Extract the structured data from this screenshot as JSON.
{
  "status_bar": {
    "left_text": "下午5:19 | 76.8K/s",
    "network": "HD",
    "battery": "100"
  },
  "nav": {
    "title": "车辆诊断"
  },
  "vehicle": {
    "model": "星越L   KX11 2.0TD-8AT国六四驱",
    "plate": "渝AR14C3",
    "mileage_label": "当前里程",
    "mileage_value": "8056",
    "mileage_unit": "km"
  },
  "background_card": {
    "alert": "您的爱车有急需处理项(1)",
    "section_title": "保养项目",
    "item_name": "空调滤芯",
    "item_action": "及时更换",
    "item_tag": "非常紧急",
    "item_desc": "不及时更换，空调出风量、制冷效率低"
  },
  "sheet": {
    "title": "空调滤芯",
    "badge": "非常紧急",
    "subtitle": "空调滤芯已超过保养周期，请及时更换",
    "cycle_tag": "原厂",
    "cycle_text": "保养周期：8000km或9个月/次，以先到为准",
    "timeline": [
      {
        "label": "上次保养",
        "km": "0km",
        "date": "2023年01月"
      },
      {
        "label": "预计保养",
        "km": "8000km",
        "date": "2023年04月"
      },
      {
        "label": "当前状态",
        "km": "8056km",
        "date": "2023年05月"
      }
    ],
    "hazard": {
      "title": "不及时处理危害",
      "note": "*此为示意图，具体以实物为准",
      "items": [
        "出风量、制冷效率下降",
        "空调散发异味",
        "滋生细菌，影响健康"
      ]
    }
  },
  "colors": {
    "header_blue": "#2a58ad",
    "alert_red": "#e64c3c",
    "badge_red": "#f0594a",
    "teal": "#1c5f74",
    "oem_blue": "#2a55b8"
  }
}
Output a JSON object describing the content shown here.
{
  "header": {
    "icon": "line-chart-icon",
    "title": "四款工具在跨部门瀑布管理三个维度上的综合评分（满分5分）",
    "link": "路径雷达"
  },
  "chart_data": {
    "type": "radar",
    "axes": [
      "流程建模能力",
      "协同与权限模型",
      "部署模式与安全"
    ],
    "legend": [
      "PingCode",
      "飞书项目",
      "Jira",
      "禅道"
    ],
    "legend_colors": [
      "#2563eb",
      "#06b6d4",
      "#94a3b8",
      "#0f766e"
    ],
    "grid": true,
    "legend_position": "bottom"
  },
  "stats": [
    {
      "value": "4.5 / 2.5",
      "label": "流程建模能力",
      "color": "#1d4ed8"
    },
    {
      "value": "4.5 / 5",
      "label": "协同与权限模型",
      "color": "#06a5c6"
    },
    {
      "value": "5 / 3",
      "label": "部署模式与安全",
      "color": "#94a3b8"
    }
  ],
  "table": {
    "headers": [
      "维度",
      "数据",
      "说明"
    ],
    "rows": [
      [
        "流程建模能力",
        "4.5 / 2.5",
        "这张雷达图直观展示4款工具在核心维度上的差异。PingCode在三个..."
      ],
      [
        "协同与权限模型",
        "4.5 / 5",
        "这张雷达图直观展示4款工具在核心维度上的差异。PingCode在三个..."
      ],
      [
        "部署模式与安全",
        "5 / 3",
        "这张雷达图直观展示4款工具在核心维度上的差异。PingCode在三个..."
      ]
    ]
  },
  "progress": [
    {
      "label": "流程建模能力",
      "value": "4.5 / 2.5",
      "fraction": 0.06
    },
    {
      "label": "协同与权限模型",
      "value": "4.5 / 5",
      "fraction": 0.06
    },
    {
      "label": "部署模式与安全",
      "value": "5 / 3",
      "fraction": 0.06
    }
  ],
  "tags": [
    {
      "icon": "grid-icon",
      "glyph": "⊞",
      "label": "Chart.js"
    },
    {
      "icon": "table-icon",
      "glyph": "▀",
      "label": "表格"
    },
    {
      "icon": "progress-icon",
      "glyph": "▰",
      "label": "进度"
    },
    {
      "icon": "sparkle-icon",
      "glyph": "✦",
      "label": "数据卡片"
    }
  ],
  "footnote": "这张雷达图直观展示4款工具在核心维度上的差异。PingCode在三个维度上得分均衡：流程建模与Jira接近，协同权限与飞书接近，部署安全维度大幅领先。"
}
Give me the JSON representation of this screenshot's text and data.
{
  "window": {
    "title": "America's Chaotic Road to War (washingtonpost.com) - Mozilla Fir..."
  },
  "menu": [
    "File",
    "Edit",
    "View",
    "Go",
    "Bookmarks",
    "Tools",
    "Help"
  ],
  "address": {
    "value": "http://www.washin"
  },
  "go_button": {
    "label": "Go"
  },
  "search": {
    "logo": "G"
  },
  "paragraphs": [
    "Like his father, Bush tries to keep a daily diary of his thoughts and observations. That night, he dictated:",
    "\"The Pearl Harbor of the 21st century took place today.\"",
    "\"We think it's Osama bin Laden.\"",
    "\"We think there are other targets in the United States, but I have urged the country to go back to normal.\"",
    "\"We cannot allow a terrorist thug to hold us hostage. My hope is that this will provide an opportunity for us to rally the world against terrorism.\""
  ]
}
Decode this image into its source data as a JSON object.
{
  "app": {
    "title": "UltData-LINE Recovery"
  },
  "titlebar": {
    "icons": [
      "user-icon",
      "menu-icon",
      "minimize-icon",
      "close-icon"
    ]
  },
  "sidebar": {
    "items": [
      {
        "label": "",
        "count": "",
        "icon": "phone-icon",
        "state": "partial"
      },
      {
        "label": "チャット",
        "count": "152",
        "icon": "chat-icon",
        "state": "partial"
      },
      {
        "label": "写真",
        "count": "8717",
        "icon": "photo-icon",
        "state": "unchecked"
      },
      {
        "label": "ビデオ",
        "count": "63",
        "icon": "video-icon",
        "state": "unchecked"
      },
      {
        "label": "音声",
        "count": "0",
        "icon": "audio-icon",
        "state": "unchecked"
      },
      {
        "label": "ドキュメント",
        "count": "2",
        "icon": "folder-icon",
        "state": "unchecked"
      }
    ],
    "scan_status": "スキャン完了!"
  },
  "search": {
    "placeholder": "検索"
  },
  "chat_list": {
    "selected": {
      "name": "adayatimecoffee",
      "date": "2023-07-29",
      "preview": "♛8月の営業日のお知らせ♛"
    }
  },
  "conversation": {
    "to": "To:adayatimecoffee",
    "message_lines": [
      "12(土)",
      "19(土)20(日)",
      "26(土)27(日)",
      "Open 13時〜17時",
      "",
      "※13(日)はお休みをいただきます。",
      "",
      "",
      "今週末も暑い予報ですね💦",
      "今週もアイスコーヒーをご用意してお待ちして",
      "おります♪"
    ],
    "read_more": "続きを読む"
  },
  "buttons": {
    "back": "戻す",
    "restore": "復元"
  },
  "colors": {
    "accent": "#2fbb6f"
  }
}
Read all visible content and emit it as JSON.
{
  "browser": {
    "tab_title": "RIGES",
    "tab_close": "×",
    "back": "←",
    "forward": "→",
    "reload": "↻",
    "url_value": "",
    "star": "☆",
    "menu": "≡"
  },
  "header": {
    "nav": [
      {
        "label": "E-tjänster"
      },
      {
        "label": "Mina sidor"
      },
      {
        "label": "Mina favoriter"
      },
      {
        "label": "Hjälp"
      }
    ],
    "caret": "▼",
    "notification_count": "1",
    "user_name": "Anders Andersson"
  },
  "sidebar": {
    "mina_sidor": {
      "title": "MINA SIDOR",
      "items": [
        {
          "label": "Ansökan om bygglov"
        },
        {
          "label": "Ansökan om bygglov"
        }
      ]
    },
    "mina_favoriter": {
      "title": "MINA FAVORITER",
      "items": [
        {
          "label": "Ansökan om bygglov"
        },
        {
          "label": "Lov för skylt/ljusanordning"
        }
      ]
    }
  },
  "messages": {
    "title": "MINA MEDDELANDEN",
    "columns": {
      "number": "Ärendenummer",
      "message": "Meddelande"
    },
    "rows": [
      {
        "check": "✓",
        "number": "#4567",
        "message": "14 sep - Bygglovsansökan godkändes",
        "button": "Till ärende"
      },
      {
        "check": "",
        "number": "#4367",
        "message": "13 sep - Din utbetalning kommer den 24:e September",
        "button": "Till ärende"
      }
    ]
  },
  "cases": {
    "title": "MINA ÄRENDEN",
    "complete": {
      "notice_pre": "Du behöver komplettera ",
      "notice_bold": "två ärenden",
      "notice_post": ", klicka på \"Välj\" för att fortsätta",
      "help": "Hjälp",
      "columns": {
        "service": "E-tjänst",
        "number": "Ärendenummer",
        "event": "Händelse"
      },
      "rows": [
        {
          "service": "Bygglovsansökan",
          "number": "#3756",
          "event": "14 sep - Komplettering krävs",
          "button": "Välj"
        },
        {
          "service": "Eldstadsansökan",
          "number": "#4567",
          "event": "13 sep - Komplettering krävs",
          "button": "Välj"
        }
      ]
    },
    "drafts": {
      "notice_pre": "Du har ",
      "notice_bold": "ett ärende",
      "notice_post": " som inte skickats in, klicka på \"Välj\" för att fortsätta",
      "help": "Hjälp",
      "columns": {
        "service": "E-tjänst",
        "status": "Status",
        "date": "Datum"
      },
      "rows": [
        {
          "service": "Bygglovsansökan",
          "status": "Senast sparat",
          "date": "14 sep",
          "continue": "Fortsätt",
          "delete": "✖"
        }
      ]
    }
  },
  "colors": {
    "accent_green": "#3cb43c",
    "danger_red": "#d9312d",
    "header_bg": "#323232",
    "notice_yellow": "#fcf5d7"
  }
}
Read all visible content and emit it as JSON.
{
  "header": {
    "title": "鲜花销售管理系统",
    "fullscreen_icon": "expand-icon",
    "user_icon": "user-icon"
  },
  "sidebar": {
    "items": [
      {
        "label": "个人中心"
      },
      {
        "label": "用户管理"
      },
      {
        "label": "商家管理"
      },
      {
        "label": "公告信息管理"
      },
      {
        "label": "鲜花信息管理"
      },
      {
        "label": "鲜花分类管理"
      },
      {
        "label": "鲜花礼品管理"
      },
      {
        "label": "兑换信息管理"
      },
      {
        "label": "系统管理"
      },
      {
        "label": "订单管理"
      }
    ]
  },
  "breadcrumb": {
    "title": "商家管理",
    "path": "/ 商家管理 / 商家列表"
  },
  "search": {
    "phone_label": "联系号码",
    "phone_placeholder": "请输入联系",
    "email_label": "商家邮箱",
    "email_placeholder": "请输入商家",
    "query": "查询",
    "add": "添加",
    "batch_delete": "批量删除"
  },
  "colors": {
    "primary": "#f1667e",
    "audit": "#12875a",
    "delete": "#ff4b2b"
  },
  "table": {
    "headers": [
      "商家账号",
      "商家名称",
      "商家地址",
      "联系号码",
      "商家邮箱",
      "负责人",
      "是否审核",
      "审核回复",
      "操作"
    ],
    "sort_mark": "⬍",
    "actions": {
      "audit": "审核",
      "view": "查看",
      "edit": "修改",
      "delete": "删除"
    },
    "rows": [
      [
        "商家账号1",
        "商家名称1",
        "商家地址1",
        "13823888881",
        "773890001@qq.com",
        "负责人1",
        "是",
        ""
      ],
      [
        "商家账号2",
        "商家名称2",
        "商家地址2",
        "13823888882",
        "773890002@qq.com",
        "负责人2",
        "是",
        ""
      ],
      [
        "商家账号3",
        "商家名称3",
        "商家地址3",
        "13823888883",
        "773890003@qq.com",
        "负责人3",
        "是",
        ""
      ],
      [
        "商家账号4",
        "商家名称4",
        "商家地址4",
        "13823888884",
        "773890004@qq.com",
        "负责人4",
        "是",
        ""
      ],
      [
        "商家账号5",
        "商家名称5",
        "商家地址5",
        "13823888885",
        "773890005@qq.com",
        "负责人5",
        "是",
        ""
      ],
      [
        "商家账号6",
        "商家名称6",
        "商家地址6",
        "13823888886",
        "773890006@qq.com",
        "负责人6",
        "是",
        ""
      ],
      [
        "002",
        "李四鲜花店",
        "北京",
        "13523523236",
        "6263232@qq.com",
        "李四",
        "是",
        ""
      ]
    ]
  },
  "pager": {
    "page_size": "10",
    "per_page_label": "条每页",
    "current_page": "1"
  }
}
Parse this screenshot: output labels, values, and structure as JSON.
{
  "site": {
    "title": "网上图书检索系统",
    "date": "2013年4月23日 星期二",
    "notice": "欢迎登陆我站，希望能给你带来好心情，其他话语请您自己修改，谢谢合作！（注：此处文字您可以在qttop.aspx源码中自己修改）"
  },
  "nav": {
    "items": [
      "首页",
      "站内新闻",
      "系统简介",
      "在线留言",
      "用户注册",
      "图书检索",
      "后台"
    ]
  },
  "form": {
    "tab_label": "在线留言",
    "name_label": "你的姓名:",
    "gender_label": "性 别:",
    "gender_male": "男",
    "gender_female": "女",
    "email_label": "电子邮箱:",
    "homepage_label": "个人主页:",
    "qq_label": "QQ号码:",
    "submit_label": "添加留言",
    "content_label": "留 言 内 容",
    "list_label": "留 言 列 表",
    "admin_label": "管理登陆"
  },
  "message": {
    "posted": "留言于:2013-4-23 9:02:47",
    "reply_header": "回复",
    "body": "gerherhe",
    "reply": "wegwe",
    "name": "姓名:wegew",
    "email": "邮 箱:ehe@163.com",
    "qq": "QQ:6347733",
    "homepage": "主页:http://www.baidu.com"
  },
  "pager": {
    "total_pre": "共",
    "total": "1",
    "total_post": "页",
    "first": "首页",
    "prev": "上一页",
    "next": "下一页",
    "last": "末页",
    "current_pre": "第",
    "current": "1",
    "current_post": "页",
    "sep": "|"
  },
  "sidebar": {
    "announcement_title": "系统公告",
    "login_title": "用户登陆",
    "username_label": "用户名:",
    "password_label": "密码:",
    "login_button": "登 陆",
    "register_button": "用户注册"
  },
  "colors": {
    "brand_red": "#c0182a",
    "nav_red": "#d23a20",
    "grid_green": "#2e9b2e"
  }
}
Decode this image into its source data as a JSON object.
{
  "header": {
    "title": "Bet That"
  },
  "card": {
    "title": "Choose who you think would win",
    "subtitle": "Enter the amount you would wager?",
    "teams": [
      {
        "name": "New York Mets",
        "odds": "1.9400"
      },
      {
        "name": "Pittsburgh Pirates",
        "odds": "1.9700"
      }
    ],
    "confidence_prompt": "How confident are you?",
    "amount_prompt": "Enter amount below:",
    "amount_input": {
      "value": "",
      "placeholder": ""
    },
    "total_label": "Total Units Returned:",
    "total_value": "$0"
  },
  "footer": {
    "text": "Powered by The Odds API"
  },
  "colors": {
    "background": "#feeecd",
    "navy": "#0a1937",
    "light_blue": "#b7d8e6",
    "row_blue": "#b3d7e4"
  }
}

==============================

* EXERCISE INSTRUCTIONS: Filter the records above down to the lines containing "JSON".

* RESULT OF THIS EXERCISE:
Extract the structured data from this screenshot as JSON.
Output a JSON object describing the content shown here.
Give me the JSON representation of this screenshot's text and data.
Decode this image into its source data as a JSON object.
Read all visible content and emit it as JSON.
Read all visible content and emit it as JSON.
Parse this screenshot: output labels, values, and structure as JSON.
Decode this image into its source data as a JSON object.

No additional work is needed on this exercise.